## WHAT TO PRODUCE
Go through the data below line by line and count those containing the word "legend". Reply with the count only.

── DATA FOR ANALYSIS

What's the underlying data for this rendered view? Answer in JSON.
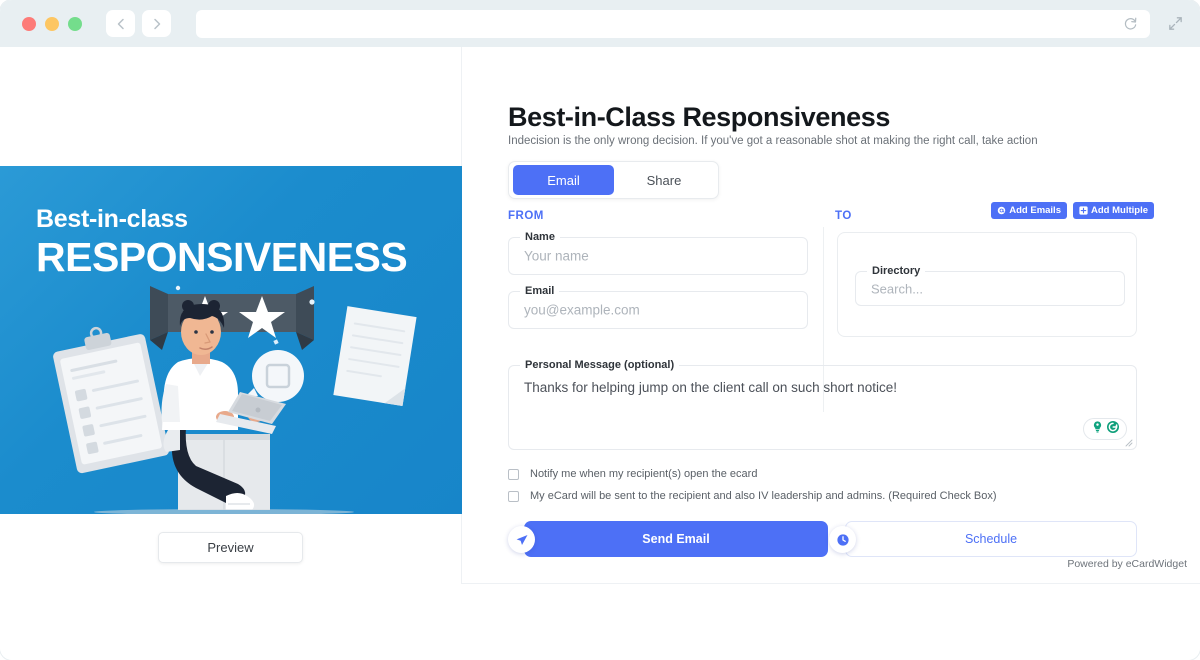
{
  "browser": {
    "url_value": "",
    "url_placeholder": "",
    "back_icon": "chevron-left-icon",
    "forward_icon": "chevron-right-icon",
    "reload_icon": "reload-icon",
    "expand_icon": "expand-arrows-icon"
  },
  "ecard": {
    "line1": "Best-in-class",
    "line2": "RESPONSIVENESS",
    "background_color": "#1b8ccd",
    "preview_label": "Preview"
  },
  "header": {
    "title": "Best-in-Class Responsiveness",
    "subtitle": "Indecision is the only wrong decision. If you've got a reasonable shot at making the right call, take action"
  },
  "tabs": [
    {
      "label": "Email",
      "active": true
    },
    {
      "label": "Share",
      "active": false
    }
  ],
  "from": {
    "section_label": "FROM",
    "name_field": {
      "legend": "Name",
      "value": "",
      "placeholder": "Your name"
    },
    "email_field": {
      "legend": "Email",
      "value": "",
      "placeholder": "you@example.com"
    }
  },
  "to": {
    "section_label": "TO",
    "add_emails_label": "Add Emails",
    "add_emails_icon": "at-sign-icon",
    "add_multiple_label": "Add Multiple",
    "add_multiple_icon": "plus-square-icon",
    "directory_field": {
      "legend": "Directory",
      "value": "",
      "placeholder": "Search..."
    }
  },
  "message": {
    "legend": "Personal Message (optional)",
    "value": "Thanks for helping jump on the client call on such short notice!",
    "assistant_icons": [
      "lightbulb-icon",
      "grammarly-refresh-icon"
    ],
    "assistant_color": "#10a37f"
  },
  "checkboxes": [
    {
      "label": "Notify me when my recipient(s) open the ecard",
      "checked": false
    },
    {
      "label": "My eCard will be sent to the recipient and also IV leadership and admins. (Required Check Box)",
      "checked": false
    }
  ],
  "actions": {
    "send_label": "Send Email",
    "send_icon": "paper-plane-icon",
    "schedule_label": "Schedule",
    "schedule_icon": "clock-icon"
  },
  "footer": {
    "powered_by": "Powered by eCardWidget"
  },
  "colors": {
    "accent_blue": "#4d70f6",
    "card_blue": "#1b8ccd",
    "teal": "#10a37f"
  }
}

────

## TASK RESULT
4